Dr. Ann Marie Gorczyca has been a clinical orthodontist for over 25 years. She wanted to be an orthodontist since she was in the seventh grade when she had her own orthodontic treatment! After completion of her orthodontic residency program, she worked with world-renown orthodontist, Dr. T.M. Graber, in Evanston, Illinois. Since moving to California, she has taught at both UCSF and University of the Pacific Dental Schools and worked in a multispecialty group practice prior to opening her own orthodontic office in Antioch, California. 


In addition to her private practice, Dr. Gorczyca is an adjunct clinical professor at the Arthur A. Dugoni School of Dentistry at the University of the Pacific. She has also taught at UCSF Dental School and Northwestern Dental School. 


Dr. Gorczyca is an avid reader and has a passionate interest in business management. She lectures on business management topics at the University of the Pacific Dental School. These topics include Marketing, Teamwork, Treatment Coordination, Customer Service, Management Systems, and Human Resource Management. She has published her first book, It All Starts with Marketing - 201 Marketing Tips for Growing a Dental Practice, which is now available on Amazon.


A graduate of Wellesley College, Harvard School of Dental Medicine, and Harvard School of Public Health, Dr. Gorczyca completed her advanced orthodontic residency and received a Master of Science degree in oral biology from Northwestern University. She also has a master’s degree in Public Health. 

Professional affiliations:

•       American Board of Orthodontics
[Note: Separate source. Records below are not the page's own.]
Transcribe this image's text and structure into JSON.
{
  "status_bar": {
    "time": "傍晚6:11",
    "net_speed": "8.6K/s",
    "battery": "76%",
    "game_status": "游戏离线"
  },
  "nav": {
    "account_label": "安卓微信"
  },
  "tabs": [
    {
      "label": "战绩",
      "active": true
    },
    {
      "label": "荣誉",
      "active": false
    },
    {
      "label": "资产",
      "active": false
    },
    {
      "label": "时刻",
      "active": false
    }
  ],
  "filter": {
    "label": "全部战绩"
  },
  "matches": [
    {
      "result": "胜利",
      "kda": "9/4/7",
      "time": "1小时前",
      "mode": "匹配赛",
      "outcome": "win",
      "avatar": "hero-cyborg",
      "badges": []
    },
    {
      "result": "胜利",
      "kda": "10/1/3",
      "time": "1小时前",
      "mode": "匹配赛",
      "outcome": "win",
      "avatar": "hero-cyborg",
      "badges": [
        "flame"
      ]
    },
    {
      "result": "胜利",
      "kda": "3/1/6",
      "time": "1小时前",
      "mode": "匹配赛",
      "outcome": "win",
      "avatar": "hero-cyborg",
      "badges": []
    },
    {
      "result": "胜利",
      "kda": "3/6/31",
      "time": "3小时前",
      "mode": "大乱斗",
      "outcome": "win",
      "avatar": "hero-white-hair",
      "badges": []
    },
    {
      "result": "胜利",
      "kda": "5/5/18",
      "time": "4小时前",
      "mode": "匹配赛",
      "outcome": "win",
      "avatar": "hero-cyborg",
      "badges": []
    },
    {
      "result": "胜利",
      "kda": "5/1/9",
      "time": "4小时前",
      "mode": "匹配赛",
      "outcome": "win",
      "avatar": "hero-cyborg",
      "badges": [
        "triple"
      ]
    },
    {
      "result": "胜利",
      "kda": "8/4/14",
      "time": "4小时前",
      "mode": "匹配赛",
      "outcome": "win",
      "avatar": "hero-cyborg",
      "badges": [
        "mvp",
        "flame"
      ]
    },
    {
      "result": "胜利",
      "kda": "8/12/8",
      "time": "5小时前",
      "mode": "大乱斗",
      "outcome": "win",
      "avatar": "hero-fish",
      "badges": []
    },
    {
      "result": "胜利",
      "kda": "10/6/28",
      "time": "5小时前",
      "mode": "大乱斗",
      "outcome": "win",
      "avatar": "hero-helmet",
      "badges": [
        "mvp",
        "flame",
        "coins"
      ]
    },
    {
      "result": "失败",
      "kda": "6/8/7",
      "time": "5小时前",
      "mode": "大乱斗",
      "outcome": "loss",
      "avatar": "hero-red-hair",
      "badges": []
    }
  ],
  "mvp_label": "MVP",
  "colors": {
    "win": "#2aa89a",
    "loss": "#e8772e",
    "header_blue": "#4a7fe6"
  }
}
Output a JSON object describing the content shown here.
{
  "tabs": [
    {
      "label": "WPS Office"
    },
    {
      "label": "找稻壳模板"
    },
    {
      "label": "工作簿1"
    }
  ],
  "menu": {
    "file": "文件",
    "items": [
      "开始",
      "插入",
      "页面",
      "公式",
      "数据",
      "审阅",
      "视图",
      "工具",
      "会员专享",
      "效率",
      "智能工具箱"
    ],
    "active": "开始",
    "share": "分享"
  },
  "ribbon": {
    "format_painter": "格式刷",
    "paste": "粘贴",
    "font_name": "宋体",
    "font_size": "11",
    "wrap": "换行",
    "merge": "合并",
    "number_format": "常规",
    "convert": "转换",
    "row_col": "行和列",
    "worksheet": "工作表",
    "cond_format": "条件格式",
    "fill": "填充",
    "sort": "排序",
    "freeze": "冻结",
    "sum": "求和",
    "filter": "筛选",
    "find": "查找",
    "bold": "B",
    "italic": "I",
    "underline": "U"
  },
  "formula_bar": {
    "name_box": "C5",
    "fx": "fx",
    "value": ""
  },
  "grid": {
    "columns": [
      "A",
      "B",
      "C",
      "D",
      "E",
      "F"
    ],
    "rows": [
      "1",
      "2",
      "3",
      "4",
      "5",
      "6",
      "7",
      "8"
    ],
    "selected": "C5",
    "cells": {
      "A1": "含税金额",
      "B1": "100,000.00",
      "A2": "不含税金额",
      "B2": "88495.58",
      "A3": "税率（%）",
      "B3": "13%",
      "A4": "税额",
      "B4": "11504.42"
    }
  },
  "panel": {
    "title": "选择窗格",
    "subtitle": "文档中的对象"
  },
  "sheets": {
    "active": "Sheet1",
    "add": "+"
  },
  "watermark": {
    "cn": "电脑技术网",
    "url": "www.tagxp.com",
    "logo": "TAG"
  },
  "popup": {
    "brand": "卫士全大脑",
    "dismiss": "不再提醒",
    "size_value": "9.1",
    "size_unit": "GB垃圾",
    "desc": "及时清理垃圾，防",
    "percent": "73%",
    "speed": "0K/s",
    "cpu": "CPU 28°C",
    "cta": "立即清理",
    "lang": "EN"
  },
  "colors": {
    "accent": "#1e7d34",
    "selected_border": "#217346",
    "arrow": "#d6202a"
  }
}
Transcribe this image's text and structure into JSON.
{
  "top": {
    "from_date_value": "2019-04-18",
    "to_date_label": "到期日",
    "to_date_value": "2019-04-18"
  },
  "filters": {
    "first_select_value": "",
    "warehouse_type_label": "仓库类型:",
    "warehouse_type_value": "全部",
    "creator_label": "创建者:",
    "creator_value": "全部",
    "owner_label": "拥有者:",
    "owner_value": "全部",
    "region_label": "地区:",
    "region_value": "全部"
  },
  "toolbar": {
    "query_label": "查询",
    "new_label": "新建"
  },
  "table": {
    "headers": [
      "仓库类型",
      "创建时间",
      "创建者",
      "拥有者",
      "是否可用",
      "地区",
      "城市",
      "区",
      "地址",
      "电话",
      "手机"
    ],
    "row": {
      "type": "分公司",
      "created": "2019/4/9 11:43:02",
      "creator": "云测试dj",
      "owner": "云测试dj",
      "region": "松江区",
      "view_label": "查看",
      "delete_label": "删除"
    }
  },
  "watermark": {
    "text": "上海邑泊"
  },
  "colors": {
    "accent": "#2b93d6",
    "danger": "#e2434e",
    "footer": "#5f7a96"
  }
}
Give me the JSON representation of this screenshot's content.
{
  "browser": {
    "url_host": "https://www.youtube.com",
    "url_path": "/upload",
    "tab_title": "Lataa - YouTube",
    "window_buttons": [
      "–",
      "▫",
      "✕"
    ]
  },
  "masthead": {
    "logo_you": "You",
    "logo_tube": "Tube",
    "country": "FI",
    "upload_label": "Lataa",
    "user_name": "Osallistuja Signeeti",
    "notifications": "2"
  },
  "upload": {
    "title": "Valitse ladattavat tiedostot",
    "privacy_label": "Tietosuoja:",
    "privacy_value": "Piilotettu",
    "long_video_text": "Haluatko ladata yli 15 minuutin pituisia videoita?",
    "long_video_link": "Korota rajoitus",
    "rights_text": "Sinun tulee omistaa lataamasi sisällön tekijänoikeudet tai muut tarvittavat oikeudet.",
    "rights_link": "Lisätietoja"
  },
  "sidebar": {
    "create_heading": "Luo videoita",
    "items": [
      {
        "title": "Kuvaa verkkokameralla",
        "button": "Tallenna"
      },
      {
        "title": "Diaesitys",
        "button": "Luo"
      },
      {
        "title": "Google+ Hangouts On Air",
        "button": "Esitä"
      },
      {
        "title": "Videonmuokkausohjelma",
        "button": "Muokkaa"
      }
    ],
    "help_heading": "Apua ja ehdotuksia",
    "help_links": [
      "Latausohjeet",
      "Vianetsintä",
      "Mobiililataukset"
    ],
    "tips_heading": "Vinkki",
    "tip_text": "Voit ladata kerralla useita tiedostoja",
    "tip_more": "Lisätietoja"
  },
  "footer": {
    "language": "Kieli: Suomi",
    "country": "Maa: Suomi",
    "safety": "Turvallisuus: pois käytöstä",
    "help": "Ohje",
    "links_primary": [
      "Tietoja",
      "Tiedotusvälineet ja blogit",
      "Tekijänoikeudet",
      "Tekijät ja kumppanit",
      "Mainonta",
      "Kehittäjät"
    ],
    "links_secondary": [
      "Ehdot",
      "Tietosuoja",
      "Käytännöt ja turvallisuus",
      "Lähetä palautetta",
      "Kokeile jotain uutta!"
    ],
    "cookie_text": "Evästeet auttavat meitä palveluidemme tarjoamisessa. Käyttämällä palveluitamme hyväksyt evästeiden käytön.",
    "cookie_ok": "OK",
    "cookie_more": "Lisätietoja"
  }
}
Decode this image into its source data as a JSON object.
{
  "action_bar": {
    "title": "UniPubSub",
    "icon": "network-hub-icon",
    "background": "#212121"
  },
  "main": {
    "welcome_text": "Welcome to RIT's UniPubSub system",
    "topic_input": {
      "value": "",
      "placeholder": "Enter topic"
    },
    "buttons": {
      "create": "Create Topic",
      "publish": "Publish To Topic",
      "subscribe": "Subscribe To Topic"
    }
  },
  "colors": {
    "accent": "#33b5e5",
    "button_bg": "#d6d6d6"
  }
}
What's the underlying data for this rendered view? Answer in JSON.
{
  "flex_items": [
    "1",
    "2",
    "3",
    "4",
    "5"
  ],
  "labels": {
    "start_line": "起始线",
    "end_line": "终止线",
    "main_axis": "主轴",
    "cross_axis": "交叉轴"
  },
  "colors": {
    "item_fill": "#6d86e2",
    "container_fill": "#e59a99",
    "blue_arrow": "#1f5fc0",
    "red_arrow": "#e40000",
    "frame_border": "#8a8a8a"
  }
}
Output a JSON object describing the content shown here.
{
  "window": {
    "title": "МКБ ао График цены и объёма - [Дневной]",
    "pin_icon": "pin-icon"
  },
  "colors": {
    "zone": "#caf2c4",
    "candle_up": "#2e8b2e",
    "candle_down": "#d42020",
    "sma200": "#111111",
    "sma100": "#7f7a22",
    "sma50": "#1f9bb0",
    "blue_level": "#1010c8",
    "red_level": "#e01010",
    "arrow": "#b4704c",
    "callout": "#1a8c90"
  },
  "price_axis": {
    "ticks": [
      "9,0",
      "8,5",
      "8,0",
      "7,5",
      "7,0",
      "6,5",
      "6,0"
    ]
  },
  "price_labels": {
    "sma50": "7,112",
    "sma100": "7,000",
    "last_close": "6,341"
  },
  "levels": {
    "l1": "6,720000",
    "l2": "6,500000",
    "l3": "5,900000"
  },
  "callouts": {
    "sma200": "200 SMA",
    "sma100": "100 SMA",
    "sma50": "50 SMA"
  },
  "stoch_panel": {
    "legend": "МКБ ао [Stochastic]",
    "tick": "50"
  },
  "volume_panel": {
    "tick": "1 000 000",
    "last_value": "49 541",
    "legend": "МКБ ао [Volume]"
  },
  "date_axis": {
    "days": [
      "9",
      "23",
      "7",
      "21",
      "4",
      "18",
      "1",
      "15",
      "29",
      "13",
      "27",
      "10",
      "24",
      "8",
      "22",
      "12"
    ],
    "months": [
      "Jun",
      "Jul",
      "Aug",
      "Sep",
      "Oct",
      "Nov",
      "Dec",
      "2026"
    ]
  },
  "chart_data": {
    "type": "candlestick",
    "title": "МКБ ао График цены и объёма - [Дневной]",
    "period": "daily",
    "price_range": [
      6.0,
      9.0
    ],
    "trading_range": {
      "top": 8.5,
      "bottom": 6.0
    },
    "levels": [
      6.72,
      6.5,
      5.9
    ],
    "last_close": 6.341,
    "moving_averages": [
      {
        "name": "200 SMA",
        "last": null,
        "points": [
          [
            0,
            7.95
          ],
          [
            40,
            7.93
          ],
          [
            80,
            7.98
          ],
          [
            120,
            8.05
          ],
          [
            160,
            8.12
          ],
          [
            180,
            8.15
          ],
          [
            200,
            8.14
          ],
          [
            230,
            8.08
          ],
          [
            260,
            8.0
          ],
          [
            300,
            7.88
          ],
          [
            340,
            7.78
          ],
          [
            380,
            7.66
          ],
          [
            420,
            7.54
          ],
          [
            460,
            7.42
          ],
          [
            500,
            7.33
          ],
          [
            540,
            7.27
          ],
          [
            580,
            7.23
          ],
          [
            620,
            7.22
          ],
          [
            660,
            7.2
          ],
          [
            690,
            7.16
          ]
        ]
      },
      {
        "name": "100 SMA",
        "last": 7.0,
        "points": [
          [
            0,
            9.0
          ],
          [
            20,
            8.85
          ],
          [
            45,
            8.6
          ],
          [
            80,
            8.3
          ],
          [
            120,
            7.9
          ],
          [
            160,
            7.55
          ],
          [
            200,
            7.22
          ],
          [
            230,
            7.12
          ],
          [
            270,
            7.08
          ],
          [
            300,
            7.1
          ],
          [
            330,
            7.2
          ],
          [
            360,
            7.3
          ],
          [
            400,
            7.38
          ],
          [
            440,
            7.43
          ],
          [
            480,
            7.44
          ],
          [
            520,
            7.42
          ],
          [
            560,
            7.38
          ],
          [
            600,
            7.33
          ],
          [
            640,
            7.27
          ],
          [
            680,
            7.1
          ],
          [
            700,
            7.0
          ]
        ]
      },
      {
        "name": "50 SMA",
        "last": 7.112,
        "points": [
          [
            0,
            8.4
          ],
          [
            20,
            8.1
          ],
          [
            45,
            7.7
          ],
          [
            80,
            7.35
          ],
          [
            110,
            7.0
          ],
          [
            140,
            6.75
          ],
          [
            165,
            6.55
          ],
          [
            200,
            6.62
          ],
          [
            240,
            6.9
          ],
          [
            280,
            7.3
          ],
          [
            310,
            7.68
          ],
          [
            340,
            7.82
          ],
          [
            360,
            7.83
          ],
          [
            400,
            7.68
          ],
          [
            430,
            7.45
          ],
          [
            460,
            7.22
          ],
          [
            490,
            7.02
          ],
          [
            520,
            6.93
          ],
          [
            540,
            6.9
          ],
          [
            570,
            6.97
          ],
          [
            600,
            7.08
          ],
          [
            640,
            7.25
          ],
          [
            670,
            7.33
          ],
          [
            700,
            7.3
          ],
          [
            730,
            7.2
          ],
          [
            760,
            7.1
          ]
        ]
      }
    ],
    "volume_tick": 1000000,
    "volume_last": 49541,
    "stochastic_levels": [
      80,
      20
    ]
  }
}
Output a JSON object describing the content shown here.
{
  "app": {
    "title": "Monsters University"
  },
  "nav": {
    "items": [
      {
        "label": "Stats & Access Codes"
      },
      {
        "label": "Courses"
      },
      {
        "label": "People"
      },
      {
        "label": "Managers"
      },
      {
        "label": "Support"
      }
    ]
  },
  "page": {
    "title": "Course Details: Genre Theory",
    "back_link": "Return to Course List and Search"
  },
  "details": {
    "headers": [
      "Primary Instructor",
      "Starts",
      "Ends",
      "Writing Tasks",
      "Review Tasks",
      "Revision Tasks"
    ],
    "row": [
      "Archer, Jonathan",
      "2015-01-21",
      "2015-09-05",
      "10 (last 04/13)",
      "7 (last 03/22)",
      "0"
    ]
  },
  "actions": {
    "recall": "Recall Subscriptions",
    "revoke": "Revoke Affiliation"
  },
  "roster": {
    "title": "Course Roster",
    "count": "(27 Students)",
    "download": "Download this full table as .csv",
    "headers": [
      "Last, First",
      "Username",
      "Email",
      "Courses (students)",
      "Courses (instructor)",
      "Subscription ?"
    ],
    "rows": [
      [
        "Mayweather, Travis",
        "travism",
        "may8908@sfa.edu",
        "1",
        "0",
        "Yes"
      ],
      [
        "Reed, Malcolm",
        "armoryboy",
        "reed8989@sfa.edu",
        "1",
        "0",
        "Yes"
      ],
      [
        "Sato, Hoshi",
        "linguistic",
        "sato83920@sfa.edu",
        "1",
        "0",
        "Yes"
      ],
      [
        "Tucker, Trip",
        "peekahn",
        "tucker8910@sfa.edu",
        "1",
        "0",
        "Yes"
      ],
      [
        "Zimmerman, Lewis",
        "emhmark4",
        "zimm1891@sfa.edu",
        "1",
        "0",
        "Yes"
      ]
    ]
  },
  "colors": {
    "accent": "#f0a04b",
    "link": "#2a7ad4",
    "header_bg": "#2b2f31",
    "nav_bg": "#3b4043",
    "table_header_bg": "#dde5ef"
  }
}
•       Edward H. Angle Society of Orthodontists

•       Advanced Education in Orthodontics (Roth Program)

•       American Association of Orthodontists

•       Pacific Coast Society of Orthodontists

•       California Association of Orthodontists

•       World Federation of Orthodontists

•       American Dental Association

•       California Dental Association

•       Contra Costa Dental Society

•       Delta Implant Study Club

•       Seattle Study Club

•       National Board Testing Construction Committee for the American Dental Association

•       American Association of Dental Office Managers